Lough Boora, a 50-acre lake drained in the mid-C20th , is now a shallow expanse stocked with fish for anglers. (Photo – www.hallerfamily.co.uk)
A stone plaque marks the location of 1970s excavations that uncovered the earliest known traces of human activity in the Midlands. Campfire sites, carbon dated to between 6800 and 6500 BC, were the temporary campsites of Mesolithic (Middle Stone Age) fishermen and hunters.
The Parkland now hosts some of the most innovative land and environmental sculptures in Ireland. The artists, inspired by the rich natural and industrial legacy of the bog lands, have created a series of large-scale sculptures that are now part of the Parkland’s permanent collection.
Cloghan (Co. Offaly / West)
Cloghan (“a cluster of small stone buildings”), at the centre of the ancient territory of Lusmagh, was originally a monastery established by Saint Cronan in 600 AD, later attacked by the Vikings. The local crossroads used to be famous for fairs.
Cloghan / Lusmagh Castle is an architectural complex with sections dating from almost every century since shortly after the arrival of the Normans. (Photo – www.enchantingireland.com)
In 1203 a medieval monastery was founded with a defensive wall around it, part of which still exists.
In 1336 Eoghan O’Madden, the greatest chief of his clan, conquered the territory of Lusmagh. He is thought to have built the present keep. The O’Maddens lost the castle to Crown forces in 1595 after a siege that cost 200 lives.
Two companies of Cromwellian soldiers occupied the castle from 1651 and built several extensions, including two towers.
The castle figured in the Williamite War when the Jacobite Army camped outside the gate in 1689. A number of gun metal coins frm that period have been found on the site.
The estate, once 3,200 acres, was reduced after the Great Famine, and again in 1908. Nowadays it takes in 70 acres of beautiful parkland and another 80 acres of ancient woodland, conserved as a wildlife sanctuary.

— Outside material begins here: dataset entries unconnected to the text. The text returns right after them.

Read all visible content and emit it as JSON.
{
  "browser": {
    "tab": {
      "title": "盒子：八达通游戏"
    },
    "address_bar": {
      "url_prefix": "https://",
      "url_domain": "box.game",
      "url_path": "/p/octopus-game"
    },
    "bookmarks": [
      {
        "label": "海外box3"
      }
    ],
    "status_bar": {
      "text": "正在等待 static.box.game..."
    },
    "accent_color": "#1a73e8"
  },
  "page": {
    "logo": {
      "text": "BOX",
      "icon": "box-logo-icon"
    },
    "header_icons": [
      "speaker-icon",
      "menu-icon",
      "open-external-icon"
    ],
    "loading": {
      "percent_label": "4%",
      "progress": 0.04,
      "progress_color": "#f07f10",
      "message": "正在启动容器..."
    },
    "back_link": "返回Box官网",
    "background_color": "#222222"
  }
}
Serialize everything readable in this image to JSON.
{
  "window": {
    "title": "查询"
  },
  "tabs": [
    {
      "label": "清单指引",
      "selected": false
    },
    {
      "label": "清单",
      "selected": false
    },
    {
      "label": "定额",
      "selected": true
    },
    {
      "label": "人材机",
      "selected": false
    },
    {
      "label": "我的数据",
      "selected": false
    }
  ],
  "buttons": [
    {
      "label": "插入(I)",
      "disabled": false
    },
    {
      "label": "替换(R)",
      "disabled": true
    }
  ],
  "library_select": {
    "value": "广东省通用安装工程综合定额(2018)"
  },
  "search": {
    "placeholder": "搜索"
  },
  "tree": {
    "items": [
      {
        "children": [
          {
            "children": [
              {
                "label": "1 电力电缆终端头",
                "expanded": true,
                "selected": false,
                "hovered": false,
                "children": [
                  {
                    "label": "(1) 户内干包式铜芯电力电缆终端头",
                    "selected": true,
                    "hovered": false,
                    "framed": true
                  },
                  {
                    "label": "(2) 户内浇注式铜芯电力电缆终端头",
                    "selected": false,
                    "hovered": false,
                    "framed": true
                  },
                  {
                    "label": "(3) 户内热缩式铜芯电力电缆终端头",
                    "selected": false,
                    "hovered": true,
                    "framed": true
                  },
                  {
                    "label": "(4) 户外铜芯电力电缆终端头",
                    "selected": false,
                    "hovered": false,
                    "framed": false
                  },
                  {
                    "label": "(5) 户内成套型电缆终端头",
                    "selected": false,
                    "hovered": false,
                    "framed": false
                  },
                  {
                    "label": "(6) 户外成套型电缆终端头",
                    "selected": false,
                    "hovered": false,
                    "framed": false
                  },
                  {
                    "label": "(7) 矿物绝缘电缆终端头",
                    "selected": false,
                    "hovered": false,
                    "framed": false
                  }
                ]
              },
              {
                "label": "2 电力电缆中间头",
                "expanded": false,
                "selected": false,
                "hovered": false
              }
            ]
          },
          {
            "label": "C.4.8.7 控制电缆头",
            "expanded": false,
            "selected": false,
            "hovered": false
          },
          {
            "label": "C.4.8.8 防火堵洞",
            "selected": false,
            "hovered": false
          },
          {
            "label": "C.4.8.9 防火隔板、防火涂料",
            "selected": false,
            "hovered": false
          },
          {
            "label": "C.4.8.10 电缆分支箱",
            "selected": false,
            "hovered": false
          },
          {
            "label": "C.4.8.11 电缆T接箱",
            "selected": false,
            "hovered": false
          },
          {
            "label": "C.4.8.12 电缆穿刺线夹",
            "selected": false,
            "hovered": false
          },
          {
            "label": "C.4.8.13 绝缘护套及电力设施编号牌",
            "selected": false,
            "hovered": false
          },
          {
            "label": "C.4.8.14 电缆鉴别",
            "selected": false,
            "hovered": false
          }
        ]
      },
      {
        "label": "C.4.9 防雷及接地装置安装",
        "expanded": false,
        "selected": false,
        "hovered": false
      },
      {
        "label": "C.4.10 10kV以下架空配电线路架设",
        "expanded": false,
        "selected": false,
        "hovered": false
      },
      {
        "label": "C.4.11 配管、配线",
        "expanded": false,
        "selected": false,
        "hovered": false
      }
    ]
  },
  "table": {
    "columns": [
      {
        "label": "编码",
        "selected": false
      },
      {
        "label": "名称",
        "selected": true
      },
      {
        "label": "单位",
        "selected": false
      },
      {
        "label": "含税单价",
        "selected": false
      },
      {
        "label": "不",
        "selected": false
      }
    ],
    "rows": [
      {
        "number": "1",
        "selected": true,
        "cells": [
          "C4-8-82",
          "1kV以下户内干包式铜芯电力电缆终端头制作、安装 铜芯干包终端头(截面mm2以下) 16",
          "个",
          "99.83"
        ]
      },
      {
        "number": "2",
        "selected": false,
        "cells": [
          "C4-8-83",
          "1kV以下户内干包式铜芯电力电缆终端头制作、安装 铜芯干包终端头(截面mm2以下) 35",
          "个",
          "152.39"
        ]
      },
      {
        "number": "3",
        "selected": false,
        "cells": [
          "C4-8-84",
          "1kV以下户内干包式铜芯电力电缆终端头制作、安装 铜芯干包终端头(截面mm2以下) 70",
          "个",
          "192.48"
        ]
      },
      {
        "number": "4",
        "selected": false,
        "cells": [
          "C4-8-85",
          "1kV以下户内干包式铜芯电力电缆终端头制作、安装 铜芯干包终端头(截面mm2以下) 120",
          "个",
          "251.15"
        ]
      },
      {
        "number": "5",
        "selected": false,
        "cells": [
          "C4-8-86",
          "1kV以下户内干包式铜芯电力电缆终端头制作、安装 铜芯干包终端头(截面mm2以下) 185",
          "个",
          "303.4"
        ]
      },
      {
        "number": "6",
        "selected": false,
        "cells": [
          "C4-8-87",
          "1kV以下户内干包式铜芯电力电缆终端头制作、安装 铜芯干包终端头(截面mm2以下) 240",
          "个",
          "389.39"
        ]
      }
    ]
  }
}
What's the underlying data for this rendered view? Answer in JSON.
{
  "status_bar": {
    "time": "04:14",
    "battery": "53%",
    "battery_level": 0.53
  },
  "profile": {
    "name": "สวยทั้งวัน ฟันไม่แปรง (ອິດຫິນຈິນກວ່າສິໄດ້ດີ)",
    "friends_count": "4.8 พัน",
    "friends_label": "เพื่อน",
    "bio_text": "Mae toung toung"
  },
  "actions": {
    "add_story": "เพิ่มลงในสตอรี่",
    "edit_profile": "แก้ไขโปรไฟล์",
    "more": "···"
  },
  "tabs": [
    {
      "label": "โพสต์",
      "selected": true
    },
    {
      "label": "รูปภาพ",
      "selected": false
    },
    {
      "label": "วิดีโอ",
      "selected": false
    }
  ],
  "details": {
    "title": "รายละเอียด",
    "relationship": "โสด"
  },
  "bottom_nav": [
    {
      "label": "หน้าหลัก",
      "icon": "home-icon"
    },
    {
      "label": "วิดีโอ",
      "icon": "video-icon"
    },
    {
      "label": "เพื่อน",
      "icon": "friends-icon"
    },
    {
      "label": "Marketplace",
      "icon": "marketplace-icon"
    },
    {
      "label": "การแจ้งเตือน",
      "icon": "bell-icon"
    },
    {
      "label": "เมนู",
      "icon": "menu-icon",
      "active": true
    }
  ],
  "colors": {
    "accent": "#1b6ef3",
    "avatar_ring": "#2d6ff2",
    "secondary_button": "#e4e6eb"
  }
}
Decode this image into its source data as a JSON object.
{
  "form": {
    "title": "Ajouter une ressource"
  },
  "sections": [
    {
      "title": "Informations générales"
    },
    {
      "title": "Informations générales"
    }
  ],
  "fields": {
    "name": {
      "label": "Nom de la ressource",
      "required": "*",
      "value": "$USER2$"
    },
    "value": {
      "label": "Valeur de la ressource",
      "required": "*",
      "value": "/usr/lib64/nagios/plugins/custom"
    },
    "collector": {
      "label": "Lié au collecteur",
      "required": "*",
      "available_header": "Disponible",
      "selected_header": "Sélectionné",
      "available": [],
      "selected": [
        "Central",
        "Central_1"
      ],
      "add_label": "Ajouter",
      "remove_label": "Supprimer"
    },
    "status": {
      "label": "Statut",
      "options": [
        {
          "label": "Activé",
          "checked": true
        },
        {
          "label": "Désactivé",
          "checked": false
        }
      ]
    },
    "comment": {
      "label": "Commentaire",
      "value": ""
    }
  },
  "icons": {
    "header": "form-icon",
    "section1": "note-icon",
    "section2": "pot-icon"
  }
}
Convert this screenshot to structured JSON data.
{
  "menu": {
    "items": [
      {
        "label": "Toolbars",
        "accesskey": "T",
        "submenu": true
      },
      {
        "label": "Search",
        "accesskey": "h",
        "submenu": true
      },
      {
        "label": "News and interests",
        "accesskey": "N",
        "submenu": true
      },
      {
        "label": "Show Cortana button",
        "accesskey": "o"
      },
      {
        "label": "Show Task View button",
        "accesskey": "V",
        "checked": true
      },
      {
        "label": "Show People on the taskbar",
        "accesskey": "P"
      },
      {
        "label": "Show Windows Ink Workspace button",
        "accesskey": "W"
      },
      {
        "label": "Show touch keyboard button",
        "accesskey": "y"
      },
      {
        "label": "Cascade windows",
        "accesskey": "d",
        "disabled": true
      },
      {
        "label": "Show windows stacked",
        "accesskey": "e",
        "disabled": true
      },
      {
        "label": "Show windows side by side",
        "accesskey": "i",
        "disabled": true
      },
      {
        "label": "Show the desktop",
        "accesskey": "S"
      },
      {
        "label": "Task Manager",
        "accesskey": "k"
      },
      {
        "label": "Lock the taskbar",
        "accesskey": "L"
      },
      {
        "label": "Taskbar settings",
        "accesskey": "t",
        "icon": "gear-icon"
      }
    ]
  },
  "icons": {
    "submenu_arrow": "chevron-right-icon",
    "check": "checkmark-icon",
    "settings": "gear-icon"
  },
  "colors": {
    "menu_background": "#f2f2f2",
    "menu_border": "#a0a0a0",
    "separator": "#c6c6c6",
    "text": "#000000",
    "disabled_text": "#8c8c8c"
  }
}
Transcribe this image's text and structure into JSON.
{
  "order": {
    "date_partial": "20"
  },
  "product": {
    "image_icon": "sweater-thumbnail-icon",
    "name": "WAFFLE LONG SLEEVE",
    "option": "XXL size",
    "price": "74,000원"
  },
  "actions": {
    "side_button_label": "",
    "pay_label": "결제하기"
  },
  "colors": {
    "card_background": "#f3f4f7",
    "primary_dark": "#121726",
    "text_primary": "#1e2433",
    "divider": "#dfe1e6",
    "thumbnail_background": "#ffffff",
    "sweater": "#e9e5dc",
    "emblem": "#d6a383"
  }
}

Belmont (Co. Offaly / West)
Belmont / Belmount, aka High Street, is a small village on the north bank of the River Brosna.
Belmont Mills, an impressive old weirside industrial complex, was founded in 1760. Dating mainly from the mid-C19th, the watermills were operated by the Perry family for 138 years until 1997, and are now run by Tom Dolan and Sandy Lloyd as a creative venue with large studios and accommodation facilities for visiting artists and craftsfolk. (Photo – Howth Yacht Club)
St Saran’s church, a prettily situated early C19th single-cell edifice, is now in use as a parochial hall, replaced as a place of worship by the church of Ss Patrick & Saran (RC).
Belmont Lock on the Grand Canal is a daunting double lock, navigable with the assistance of the friendly lockkeeper.